The UFC will only get one first impression. That is why this first Fox special is arguably the most important UFC event in company history. But what can the UFC be expected to showcase with only one hour, and two fights for an hour on a Saturday night? Saturday night is not a big television night in general and now you’ll have the UFC trying to compete with a Notre Dame game in prime time as well as several other NCAA games on the various ESPN networks (including LSU). Manny Pacquiao will also be boxing later that night. Is this really a showcase or an invitation to fail?
In other words, this is just a glorified Spike prelims special on Fox. How many classic prelim specials do you remember on Spike? Other than the WEC pay per view prelims, I don’t remember many classics. That is because the odds are stacked against the UFC on a two-fight card to showcase UFC at its best. At minimum, the UFC needed a four if not a five fight special to make this thing work. I can’t imagine anyone at Zuffa is happy about this deal.

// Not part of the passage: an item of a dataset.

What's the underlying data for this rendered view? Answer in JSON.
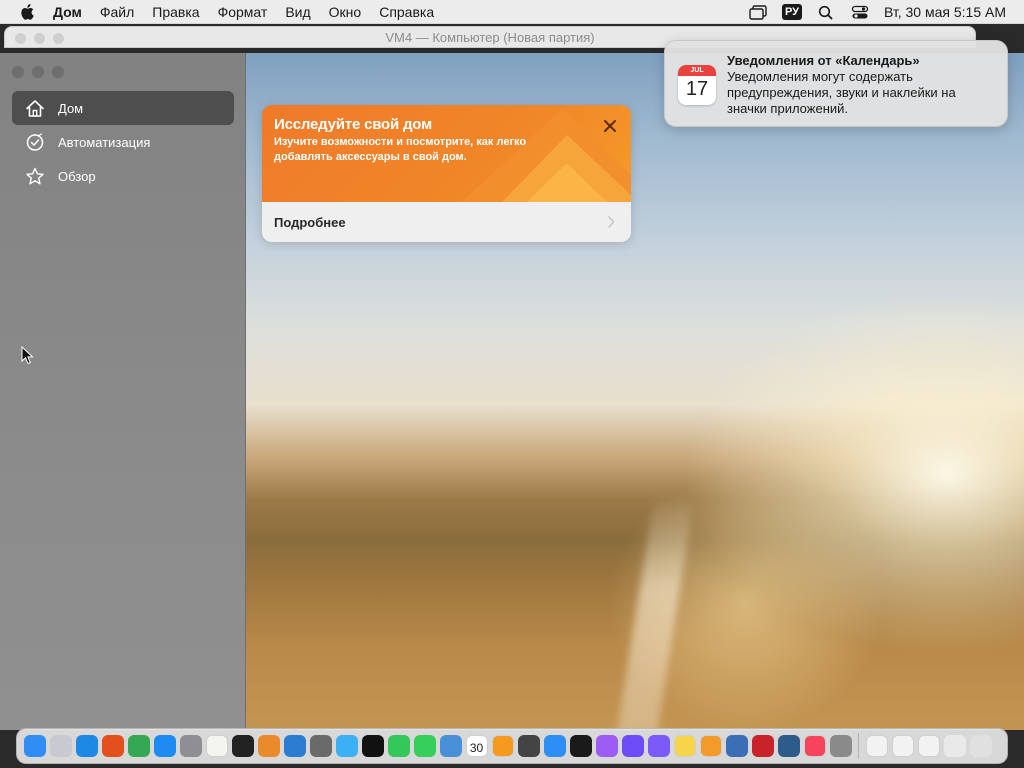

The odds are certainly stacked against the UFC. Sure, the UFC can get lucky and hit on two fights that deliver. But in a sport where nothing is given, how often does that happen? On a five fight UFC pay per view, how many of those fights deliver as promised? Probably two, three fights may blow the fans away on a good night, and it is almost rare for a home run in all five, although it does happen. Unless Vince McMahon is booking this thing, the UFC will be rolling the dice that both fights will deliver, and those are odds that I wouldn’t want on my first Fox special.
You also have the issue of the five-round fight. The UFC told the world several weeks ago that all main-events will go five rounds starting at UFC 137. So now you are talking about a show where at least one fight will be five rounds. Most guys who fight for five rounds generally start out at a slower pace, conserving their energy for the “championship rounds.” Unless the UFC completely balks at this new rule change, the company will be faced with delivering a slow, deliberate fight in their Fox debut rather than an action-packed three rounder. Of course that isn’t always the rule as Chael Sonnen vs. Anderson Silva and Dominick Cruz vs. Urijah Faber have shown, but it is generally the norm.
So let’s talk fights. The UFC and Fox both said that the live specials will have star power. That’s all fine and good but who is available? I have heard rumblings of Chael Sonnen vs. Anderson Silva if Sonnen wins, but Sonnen would likely not be available. Not to mention, I don’t think you want the media diving into Sonnen’s baggage for your debut. Chris Leben vs. Mark Munoz would make a ton of sense and they could move that from UFC 138. The champions would all be unavailable unless some stuff is moved around. Brock Lesnar won’t be ready. I’d say that Anderson Silva is probably your best bet, but there wouldn’t be anyone available worthy of a title shot unless Brian Stann beats Chael and takes the fight right away. Brian Bowles vs. Urijah Faber could move, but is that worthy of such an important slot? If Jon Jones wins, maybe he throws the UFC a bone for backing out of UFC 133 and comes back fast for a title fight with Rashad Evans? A Lyoto Machida vs. Shogun Rua rematch if Rua wins in Brazil is another possibility, but I just don’t know. I’d say Leben vs. Munoz is the way to go unless I am missing an obious matchup.
All I know is that for such a big event, there sure seems to be a lot of questions going into it. The two fight, one hour broadcast is a big disappointment and not what most expected when we were told about what the UFC’s presence on Fox would be.